- TASK GOAL: From the listing below, work out the number of lines containing "true" and give that number without comment.

- INPUT DATA:
____________________
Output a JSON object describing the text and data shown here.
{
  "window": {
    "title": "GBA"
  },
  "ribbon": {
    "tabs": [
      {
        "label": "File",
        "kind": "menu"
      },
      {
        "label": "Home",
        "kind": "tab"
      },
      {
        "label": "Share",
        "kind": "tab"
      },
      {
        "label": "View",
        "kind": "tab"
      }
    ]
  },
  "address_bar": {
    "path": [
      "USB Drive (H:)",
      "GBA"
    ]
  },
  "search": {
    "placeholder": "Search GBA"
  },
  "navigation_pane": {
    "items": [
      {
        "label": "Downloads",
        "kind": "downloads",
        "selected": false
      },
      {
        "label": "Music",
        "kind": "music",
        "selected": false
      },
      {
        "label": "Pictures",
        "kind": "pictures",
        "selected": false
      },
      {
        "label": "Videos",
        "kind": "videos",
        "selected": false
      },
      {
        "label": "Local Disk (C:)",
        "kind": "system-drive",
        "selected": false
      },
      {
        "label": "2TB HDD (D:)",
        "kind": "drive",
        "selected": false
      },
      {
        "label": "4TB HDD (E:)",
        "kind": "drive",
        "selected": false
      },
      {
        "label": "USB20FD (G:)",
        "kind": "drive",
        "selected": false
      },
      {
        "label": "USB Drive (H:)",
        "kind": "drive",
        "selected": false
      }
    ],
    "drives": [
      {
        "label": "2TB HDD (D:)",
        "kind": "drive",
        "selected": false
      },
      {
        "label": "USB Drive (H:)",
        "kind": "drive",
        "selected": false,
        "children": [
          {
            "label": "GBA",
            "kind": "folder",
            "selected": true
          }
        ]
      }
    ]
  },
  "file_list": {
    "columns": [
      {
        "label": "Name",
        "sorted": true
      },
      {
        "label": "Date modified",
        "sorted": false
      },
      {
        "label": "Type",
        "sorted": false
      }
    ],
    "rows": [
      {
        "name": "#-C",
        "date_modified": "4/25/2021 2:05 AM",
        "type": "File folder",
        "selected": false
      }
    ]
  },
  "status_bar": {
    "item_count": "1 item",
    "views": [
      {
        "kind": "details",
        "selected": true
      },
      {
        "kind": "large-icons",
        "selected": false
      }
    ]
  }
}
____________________
- PROBLEM SOLUTION: 3